- About this task
Write out all of the entries exactly, please.

- Record extracts
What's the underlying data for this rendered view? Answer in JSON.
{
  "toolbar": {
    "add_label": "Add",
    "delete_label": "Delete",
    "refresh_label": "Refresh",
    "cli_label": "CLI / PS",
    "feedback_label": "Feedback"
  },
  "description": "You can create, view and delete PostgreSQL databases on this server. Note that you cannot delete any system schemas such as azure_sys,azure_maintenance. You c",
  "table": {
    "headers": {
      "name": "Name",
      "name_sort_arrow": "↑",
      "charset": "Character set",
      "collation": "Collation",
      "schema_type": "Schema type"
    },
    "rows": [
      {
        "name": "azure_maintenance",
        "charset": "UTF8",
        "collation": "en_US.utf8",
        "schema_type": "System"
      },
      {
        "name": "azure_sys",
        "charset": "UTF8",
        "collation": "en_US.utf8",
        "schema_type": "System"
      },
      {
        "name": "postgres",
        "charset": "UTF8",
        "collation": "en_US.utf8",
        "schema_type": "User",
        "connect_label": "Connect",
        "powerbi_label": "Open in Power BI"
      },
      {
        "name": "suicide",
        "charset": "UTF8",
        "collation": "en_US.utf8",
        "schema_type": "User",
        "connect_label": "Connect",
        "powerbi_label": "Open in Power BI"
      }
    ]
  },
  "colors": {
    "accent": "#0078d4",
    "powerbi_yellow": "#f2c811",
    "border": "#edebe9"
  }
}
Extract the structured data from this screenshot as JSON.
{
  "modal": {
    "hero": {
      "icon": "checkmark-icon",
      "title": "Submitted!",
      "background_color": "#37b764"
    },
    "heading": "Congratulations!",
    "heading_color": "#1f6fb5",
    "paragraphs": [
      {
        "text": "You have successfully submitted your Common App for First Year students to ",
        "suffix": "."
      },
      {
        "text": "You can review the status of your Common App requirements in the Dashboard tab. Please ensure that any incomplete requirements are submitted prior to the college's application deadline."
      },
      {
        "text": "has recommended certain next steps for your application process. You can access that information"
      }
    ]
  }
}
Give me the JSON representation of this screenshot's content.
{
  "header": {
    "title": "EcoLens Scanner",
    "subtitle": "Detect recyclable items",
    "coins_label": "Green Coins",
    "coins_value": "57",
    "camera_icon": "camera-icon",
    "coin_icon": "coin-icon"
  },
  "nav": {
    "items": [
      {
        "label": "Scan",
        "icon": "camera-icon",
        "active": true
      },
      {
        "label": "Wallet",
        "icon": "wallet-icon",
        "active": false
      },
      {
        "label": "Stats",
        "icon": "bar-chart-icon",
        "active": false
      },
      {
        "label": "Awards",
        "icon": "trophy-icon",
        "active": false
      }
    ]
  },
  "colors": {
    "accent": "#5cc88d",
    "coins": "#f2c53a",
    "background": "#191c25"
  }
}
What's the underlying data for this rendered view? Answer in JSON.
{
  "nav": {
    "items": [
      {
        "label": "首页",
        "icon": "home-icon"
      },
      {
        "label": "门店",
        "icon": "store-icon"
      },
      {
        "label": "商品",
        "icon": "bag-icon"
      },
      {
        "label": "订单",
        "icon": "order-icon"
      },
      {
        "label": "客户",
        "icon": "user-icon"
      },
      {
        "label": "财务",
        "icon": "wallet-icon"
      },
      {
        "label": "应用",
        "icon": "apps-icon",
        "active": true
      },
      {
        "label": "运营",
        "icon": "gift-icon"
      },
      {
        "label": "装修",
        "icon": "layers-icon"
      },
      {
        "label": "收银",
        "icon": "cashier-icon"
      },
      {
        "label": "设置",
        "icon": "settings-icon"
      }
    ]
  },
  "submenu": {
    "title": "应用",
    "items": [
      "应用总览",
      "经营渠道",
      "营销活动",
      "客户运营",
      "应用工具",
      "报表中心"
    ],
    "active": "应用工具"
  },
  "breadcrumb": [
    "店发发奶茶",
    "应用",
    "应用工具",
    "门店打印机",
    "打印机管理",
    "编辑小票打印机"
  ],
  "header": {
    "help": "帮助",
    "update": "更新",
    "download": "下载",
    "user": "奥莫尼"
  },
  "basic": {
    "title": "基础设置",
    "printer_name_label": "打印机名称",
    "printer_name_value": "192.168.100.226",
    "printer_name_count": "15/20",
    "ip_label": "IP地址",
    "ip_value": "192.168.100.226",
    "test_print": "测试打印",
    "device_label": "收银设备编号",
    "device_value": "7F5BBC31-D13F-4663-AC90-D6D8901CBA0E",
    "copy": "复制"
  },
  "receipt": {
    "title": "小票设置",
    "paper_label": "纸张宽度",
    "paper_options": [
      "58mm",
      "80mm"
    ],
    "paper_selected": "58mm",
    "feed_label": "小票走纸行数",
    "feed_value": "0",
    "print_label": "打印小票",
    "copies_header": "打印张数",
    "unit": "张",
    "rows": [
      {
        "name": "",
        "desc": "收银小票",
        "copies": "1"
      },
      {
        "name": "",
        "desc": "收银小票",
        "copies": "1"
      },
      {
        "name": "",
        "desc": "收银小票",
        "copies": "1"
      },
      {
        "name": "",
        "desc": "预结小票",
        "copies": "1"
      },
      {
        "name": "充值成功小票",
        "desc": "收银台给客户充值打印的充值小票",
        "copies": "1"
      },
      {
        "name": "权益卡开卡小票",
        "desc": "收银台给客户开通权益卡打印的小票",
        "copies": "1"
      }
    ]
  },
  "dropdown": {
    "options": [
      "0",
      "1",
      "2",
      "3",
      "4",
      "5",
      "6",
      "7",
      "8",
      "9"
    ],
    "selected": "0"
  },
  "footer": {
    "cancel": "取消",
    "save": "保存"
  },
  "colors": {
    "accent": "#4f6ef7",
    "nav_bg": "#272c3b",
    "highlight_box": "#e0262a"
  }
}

- Result below
What's the underlying data for this rendered view? Answer in JSON.
{
  "toolbar": {
    "add_label": "Add",
    "delete_label": "Delete",
    "refresh_label": "Refresh",
    "cli_label": "CLI / PS",
    "feedback_label": "Feedback"
  },
  "description": "You can create, view and delete PostgreSQL databases on this server. Note that you cannot delete any system schemas such as azure_sys,azure_maintenance. You c",
  "table": {
    "headers": {
      "name": "Name",
      "name_sort_arrow": "↑",
      "charset": "Character set",
      "collation": "Collation",
      "schema_type": "Schema type"
    },
    "rows": [
      {
        "name": "azure_maintenance",
        "charset": "UTF8",
        "collation": "en_US.utf8",
        "schema_type": "System"
      },
      {
        "name": "azure_sys",
        "charset": "UTF8",
        "collation": "en_US.utf8",
        "schema_type": "System"
      },
      {
        "name": "postgres",
        "charset": "UTF8",
        "collation": "en_US.utf8",
        "schema_type": "User",
        "connect_label": "Connect",
        "powerbi_label": "Open in Power BI"
      },
      {
        "name": "suicide",
        "charset": "UTF8",
        "collation": "en_US.utf8",
        "schema_type": "User",
        "connect_label": "Connect",
        "powerbi_label": "Open in Power BI"
      }
    ]
  },
  "colors": {
    "accent": "#0078d4",
    "powerbi_yellow": "#f2c811",
    "border": "#edebe9"
  }
}
Extract the structured data from this screenshot as JSON.
{
  "modal": {
    "hero": {
      "icon": "checkmark-icon",
      "title": "Submitted!",
      "background_color": "#37b764"
    },
    "heading": "Congratulations!",
    "heading_color": "#1f6fb5",
    "paragraphs": [
      {
        "text": "You have successfully submitted your Common App for First Year students to ",
        "suffix": "."
      },
      {
        "text": "You can review the status of your Common App requirements in the Dashboard tab. Please ensure that any incomplete requirements are submitted prior to the college's application deadline."
      },
      {
        "text": "has recommended certain next steps for your application process. You can access that information"
      }
    ]
  }
}
Give me the JSON representation of this screenshot's content.
{
  "header": {
    "title": "EcoLens Scanner",
    "subtitle": "Detect recyclable items",
    "coins_label": "Green Coins",
    "coins_value": "57",
    "camera_icon": "camera-icon",
    "coin_icon": "coin-icon"
  },
  "nav": {
    "items": [
      {
        "label": "Scan",
        "icon": "camera-icon",
        "active": true
      },
      {
        "label": "Wallet",
        "icon": "wallet-icon",
        "active": false
      },
      {
        "label": "Stats",
        "icon": "bar-chart-icon",
        "active": false
      },
      {
        "label": "Awards",
        "icon": "trophy-icon",
        "active": false
      }
    ]
  },
  "colors": {
    "accent": "#5cc88d",
    "coins": "#f2c53a",
    "background": "#191c25"
  }
}
What's the underlying data for this rendered view? Answer in JSON.
{
  "nav": {
    "items": [
      {
        "label": "首页",
        "icon": "home-icon"
      },
      {
        "label": "门店",
        "icon": "store-icon"
      },
      {
        "label": "商品",
        "icon": "bag-icon"
      },
      {
        "label": "订单",
        "icon": "order-icon"
      },
      {
        "label": "客户",
        "icon": "user-icon"
      },
      {
        "label": "财务",
        "icon": "wallet-icon"
      },
      {
        "label": "应用",
        "icon": "apps-icon",
        "active": true
      },
      {
        "label": "运营",
        "icon": "gift-icon"
      },
      {
        "label": "装修",
        "icon": "layers-icon"
      },
      {
        "label": "收银",
        "icon": "cashier-icon"
      },
      {
        "label": "设置",
        "icon": "settings-icon"
      }
    ]
  },
  "submenu": {
    "title": "应用",
    "items": [
      "应用总览",
      "经营渠道",
      "营销活动",
      "客户运营",
      "应用工具",
      "报表中心"
    ],
    "active": "应用工具"
  },
  "breadcrumb": [
    "店发发奶茶",
    "应用",
    "应用工具",
    "门店打印机",
    "打印机管理",
    "编辑小票打印机"
  ],
  "header": {
    "help": "帮助",
    "update": "更新",
    "download": "下载",
    "user": "奥莫尼"
  },
  "basic": {
    "title": "基础设置",
    "printer_name_label": "打印机名称",
    "printer_name_value": "192.168.100.226",
    "printer_name_count": "15/20",
    "ip_label": "IP地址",
    "ip_value": "192.168.100.226",
    "test_print": "测试打印",
    "device_label": "收银设备编号",
    "device_value": "7F5BBC31-D13F-4663-AC90-D6D8901CBA0E",
    "copy": "复制"
  },
  "receipt": {
    "title": "小票设置",
    "paper_label": "纸张宽度",
    "paper_options": [
      "58mm",
      "80mm"
    ],
    "paper_selected": "58mm",
    "feed_label": "小票走纸行数",
    "feed_value": "0",
    "print_label": "打印小票",
    "copies_header": "打印张数",
    "unit": "张",
    "rows": [
      {
        "name": "",
        "desc": "收银小票",
        "copies": "1"
      },
      {
        "name": "",
        "desc": "收银小票",
        "copies": "1"
      },
      {
        "name": "",
        "desc": "收银小票",
        "copies": "1"
      },
      {
        "name": "",
        "desc": "预结小票",
        "copies": "1"
      },
      {
        "name": "充值成功小票",
        "desc": "收银台给客户充值打印的充值小票",
        "copies": "1"
      },
      {
        "name": "权益卡开卡小票",
        "desc": "收银台给客户开通权益卡打印的小票",
        "copies": "1"
      }
    ]
  },
  "dropdown": {
    "options": [
      "0",
      "1",
      "2",
      "3",
      "4",
      "5",
      "6",
      "7",
      "8",
      "9"
    ],
    "selected": "0"
  },
  "footer": {
    "cancel": "取消",
    "save": "保存"
  },
  "colors": {
    "accent": "#4f6ef7",
    "nav_bg": "#272c3b",
    "highlight_box": "#e0262a"
  }
}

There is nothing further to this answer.